Despite extensive research, the detailed pathophysiology of the parkinsonian tremor is still unknown. It has been hypothesized that the generation of parkinsonian tremor is related to abnormal activity within the basal ganglia. The cerebello-thalamic-cortical loop has been suggested to indirectly contribute to the expression of parkinsonian tremor. However, the observed tremor-related hyperactivity in the cerebellar loop may have a compensatory rather than a causal role in Parkinson's disease (PD) by preventing tremor from spilling over into voluntary movement. Furthermore, observed overactivation in cerebellar loops has also been associated with a higher ability of PD patients to perform repetitive movements that are cued by auditory or visual stimuli, suggesting that rhythmic synchronization with an auditory timekeeper can be achieved in the absence of intact basal ganglia function. Deep brain stimulation (DBS) in the subthalamic nucleus (STN) is currently an accepted treatment for advanced PD that may significantly improve motor complications and reduce tremor. While DBS directly influences neuronal activity patterns in basal ganglia loops, it may be expected that modulation of the cerebellar loops have an additional effect on parkinsonian tremor if both loops are involved in tremor generation and expression. The aim of this pilot study is to test whether the combination of DBS and auditory cueing has an enhanced effect on tremor reduction. Therefore, in a group of seven PD patients receiving STN-DBS, tremor occurrence in both hands and both feet was sequentially tested while performing repetitive movements cued by an auditory signal. The frequency of the auditory cues ranged from 1.6 Hz, which is within the range of frequencies that can be found during normal movements, and 4.8 Hz, which is near the average PD tremor frequency. Movements and tremor were registered by inertial sensors attached to the hands and feet. The Chi-square test was used to compare the occurrence of tremor in any of the extremities for the different cueing frequencies and DBS “on‿ and “off‿. Compared to the resting condition and the performance of self-paced hand or foot movements, the number of extremities showing tremor was significantly reduced under external cueing conditions when stimulation was “on‿. With DBS “off‿, only the lower cueing frequencies (1.6 and 3.2 Hz) provided a beneficial effect. From the results it may be hypothesized that modulation of the pathological patterns in basal ganglia (by DBS) and cerebellar activity (by auditory cueing) provides enhanced suppression of action tremor in PD.
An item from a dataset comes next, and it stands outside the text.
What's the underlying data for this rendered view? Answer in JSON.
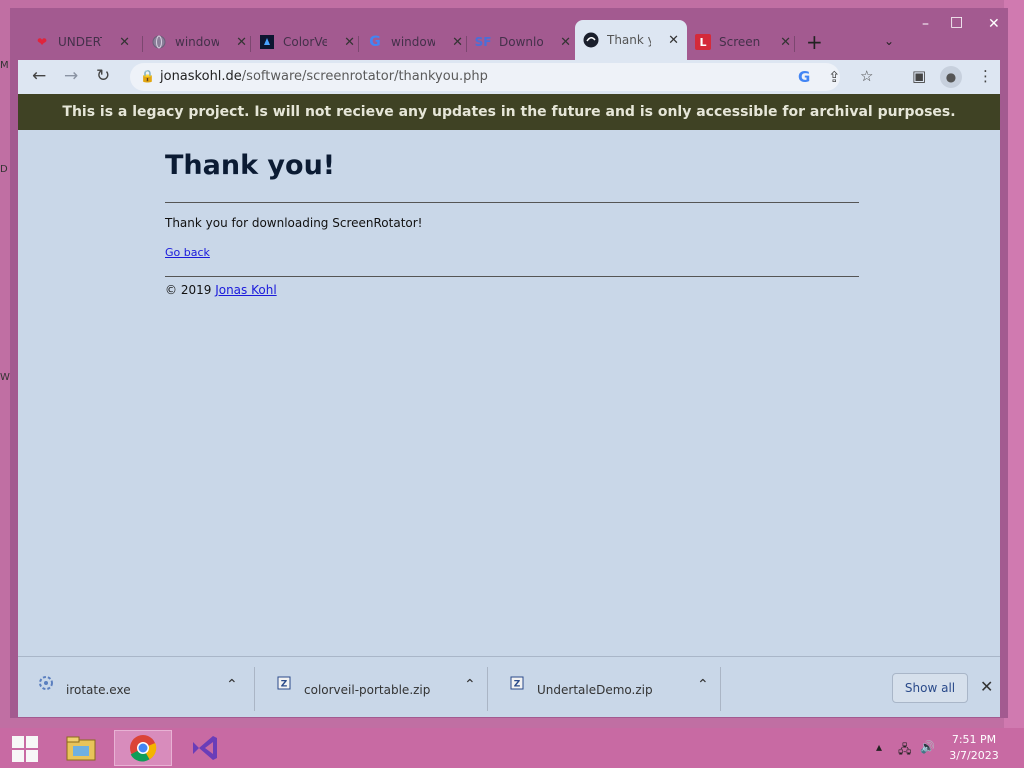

|Title of host publication||IX International Basal Ganglia Society Meeting, IBAGS 2013|
|Number of pages||1|
|ISBN (Print)||not assigned|
|Publication status||Published - 2013|
|Publisher||International Basal Ganglia Society Meeting, IBAGS|
Heida, T., Zhao, Y., & van Wezel, R. J. A. (2013). Modulating basal ganglia and cerebellar activity to suppress parkinsonian tremor. In IX International Basal Ganglia Society Meeting, IBAGS 2013 (pp. 53). IBAGS.